“I enjoyed the creative process, and seeing what the kids came up with in the writing of the scripts and in the creation of their puppets,” she recounted. “The project covered a ton of language expectations, as well as some history and art requirements. I think it went very well, given some of the challenges we experienced.”
[caption id=”attachment_12460” align=”alignleft” width=”300”] Advanced Math students plan ideas for creating the stage for the puppet shows[/caption]
[caption id=”attachment_12454” align=”alignleft” width=”300”] The stage that students created for the plays.[/caption]
One of those challenges, specifically, was the building of the puppet theatre. This part of the project was assigned to four of the advanced Math students in the class, who spent time drawing, planning, measuring, purchasing materials, and putting together a portable puppet theatre.
“We made a computer document with a list of materials that we needed, and created a picture of what we wanted it to look like with the measurements and materials and everything,” Jacob described.
“For the structure, we just kept improvising—we’d try one thing, and if it didn’t work we had to try another way to make it work the way we wanted it to,” shared Aaron.
Now that the puppets and the theatre have been completed and their scripts have been memorized, students in Ms. McGregor’s class are excited to share the plays that they have worked hard to put together. They plan to present their puppet plays to the rest of the students at their school after the March Break, and the class is open to new opportunities to share their plays with schools, church groups, and other organizations. The message that they hope to convey to others is one that they are certain will make all their hard work worthwhile.
[caption id=”attachment_12461” align=”aligncenter” width=”960”] Students practice their puppet show for the class.[/caption]
“The end goal of the project was that [students] really synthesized what they had learned from the Max Lucado books, from scripture, and from what they know about life as a grade six student, to create a script that can teach other kids about what it means to be an image bearer of Christ,” shared Ms. McGregor. And she believes they’ve done this well.
“We have three tag words at Trinity Christian School: Believe, Belong, and Become,” she added. “I think this project fit in well to each of these aspects, because it touches on what we believe, it recognizes that we belong to a community of learners working together, and it points toward who we want to become as disciples of Christ in our communities.”

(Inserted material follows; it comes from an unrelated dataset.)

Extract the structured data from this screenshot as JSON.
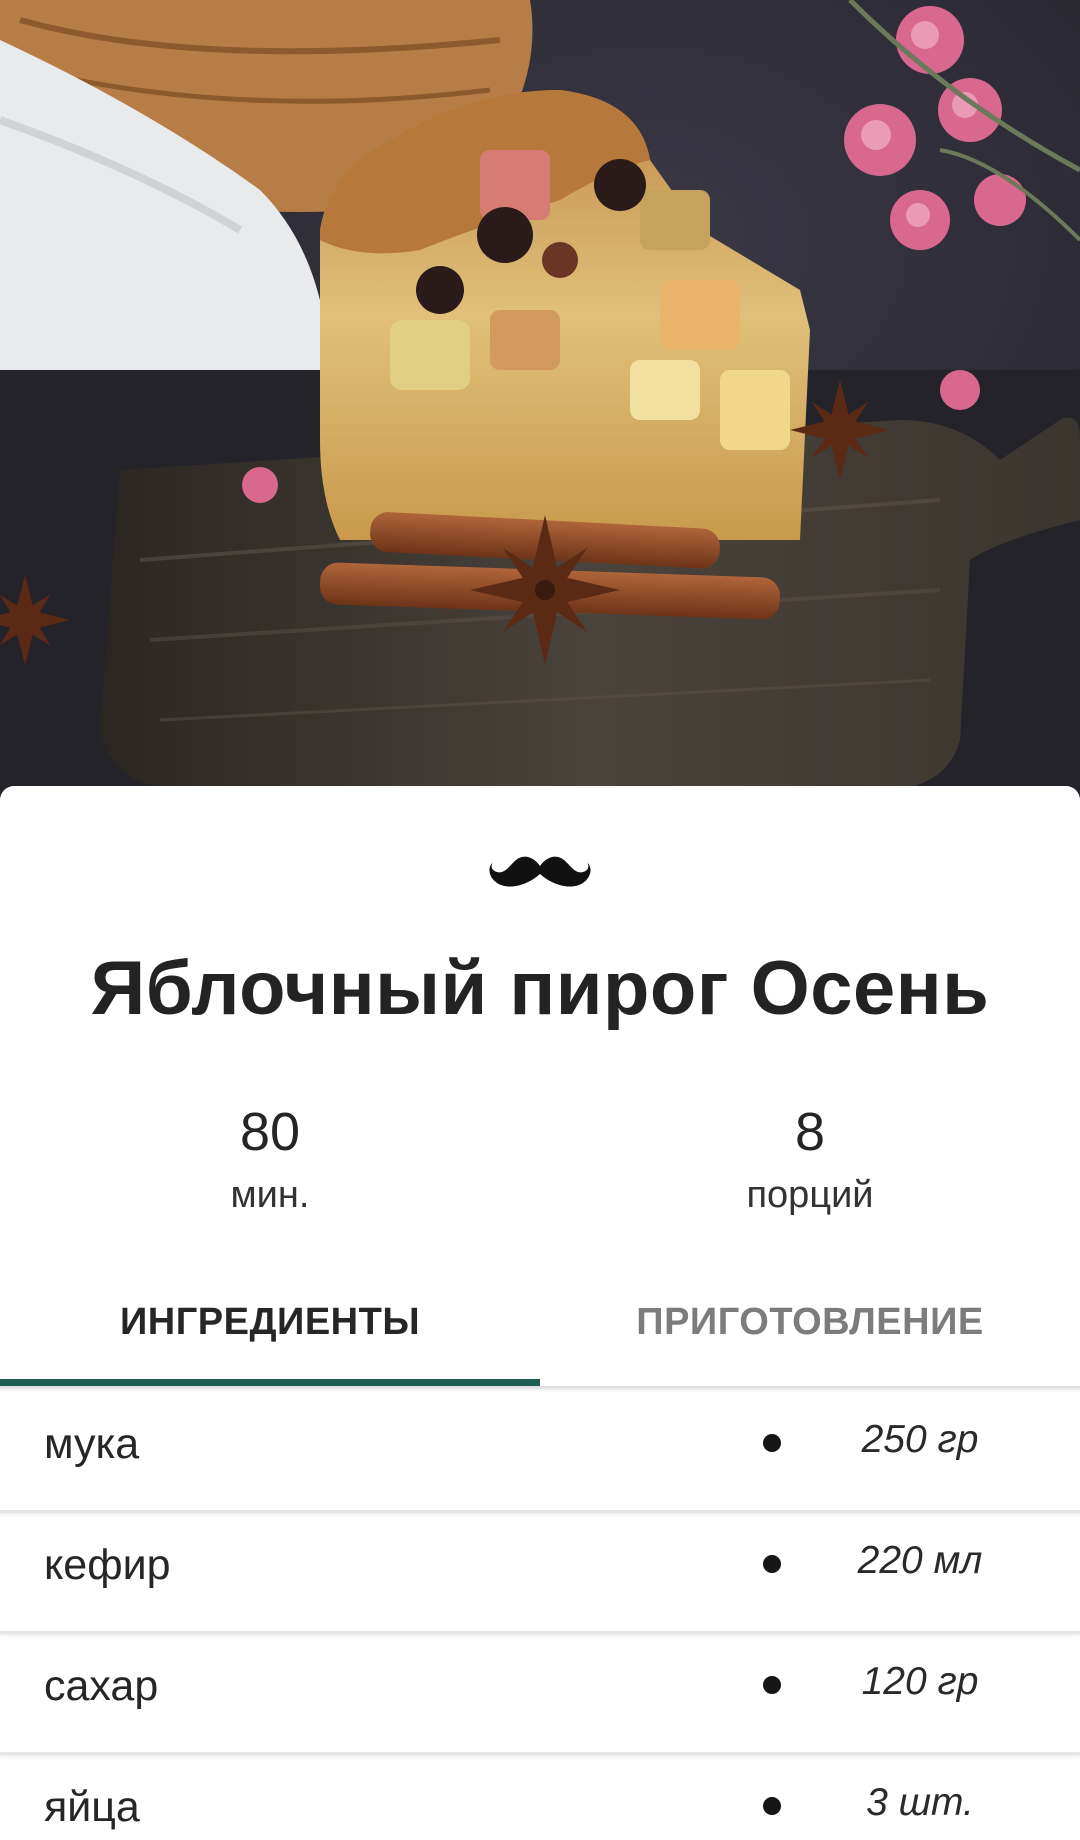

If you are interested in inviting the grade six class from Trinity Christian School to present their puppet plays at your school, you can contact Audrey McGregor by email at firstname.lastname@example.org